4 Runners is in the Kamppi shopping mall and in my opinion the best running shop in Helsinki. They have a super collection of minimalist and barefoot running shoes (yes, also Inov-8s!) and accessories from GU Energy Gels to tights and toe socks.

Partio Varuste / Scandinavian Outdoor Store are in the centre next to Kamppi and will satisfy gear needs of backpackers & hikers. Pick up gas cartridges and alcohol fuel, try on Merrell shoes and get Woolpower underwear.

Camu and Mountain Shop Finland will be two shops which budding climbers & mountaineers will put on their “Must visit” list. Here you can get the good fitting outdoor garments from Arc’teryx, Black Diamond, Rab as well as ice screws, quick-draws and whatever else a climber’s heart desires.

Finally, Partioaitta is also in the centre (opposite of the Scandinavian Outdoor Store) and has also a few more shops in the capital area.

Sleeping Outdoors

Yes, you can sleep outdoors in Helsinki. There’s plenty of parks in the centre which are silent in the nights, and if you have a stealth shelter and rise early there shouldn’t be a problem with sleeping right in the middle of the capital. If you want to sleep outdoors but not in downtown, for 4.50€ a train and bus ride take you to Nuuksio, from where you can walk in 30 minutes to several different camping places. You also could take a bus or train to one of the more silent suburbs and camp there in a wood.

There’s some sweet Airbnb places available in downtown Helsinki if you do not want to camp out. There’s also a few reasonably priced hotels, though if you like it fancy, stay at the Klaus K as they also have a good sustainable programme.

Food & Cafés
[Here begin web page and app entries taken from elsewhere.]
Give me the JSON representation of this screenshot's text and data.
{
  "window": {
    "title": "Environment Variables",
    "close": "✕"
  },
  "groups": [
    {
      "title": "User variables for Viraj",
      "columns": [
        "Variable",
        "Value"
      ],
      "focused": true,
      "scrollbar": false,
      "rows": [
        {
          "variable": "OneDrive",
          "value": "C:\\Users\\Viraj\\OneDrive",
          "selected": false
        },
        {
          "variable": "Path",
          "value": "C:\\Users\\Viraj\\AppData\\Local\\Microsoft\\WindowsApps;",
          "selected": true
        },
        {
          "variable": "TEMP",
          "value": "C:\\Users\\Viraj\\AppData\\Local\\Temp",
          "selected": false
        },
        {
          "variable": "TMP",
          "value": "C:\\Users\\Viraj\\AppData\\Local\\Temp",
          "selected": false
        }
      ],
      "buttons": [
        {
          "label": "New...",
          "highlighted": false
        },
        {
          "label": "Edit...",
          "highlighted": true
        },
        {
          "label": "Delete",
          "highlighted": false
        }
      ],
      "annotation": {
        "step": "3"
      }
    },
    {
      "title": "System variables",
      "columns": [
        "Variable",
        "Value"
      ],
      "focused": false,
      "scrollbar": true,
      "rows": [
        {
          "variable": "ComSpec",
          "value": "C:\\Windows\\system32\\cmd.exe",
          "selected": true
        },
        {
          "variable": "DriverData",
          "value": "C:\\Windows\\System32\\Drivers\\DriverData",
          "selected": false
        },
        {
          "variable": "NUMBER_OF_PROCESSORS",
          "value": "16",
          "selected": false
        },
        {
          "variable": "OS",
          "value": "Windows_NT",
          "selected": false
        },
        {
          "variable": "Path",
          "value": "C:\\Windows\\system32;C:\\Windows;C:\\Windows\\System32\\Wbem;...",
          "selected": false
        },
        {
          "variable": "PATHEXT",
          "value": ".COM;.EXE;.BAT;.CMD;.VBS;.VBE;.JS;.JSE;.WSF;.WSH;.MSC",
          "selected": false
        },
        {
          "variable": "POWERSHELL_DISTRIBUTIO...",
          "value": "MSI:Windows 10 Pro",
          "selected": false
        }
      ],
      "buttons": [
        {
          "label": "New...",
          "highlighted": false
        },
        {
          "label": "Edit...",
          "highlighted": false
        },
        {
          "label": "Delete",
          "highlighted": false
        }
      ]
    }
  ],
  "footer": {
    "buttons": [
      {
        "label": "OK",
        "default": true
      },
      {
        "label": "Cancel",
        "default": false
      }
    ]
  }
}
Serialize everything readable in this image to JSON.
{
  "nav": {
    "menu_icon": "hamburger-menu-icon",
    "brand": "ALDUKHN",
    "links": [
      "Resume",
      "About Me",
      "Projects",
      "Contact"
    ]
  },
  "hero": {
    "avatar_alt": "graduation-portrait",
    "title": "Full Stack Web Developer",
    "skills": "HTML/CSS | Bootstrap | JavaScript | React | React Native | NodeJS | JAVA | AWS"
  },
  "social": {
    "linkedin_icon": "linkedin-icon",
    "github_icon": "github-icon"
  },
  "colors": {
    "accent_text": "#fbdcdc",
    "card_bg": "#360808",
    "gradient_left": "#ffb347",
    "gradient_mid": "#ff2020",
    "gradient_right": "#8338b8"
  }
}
The afore-mentioned Kamppi shopping mall has a couple of Cafés, and the Johto Café at the top has free Wifi. However, I prefer the mBar in front of it - good coffees and friendly service, and a great terrace in the summer. If you find yourself hungry during lunch time, I find Halikarnas the best place to eat - delicious Turkish food with a wide vegetarian selection, this is a great place. Gran Delicato is a Greek run Café which makes superb coffees and sandwiches, while there’s a host of Asian Buffet & Restaurant places in the centre - just take your pick. If you like beer, stop by at Teerenpeli, which, you guessed it, is also next to Kamppi.

If you rather cook yourself, the S-Market in front of the railway station probably has the lowest prices in the centre, but there’s plenty of Alepa and Siwa Supermarkets spread throughout the city, as well as the large (and expensive) K-Market in Kamppi. If you prefer organic, Fair Trade food, head over to Ruohonjuuri which is also on the side of Kamppi.

Mbar Terrace in  Helsinki

Getting around

Helsinki is a small city, and you easily can walk pretty much anywhere. It’s surrounded by the sea on three sides, and there’s several islands around this peninsula. If you want to speed up a bit, take the Tram, Metro, Bus or Commuter Train from HSL. For the Tram & Metro you can send a Text Message to 16355 with “A1” as a message and you receive a digital ticket to your phone. In the bus and commuter train you can get a ticket from the driver/ conductor. If you prefer to pedal, loan a cycle from Greenbike which has a stall in front of Kamppi.

That’s the Outdoor Guide to Helsinki. I hope it helps you to make your stay in the capital more outdoors-y and pleasant. If you have suggestions on how to improve it, please leave a comment!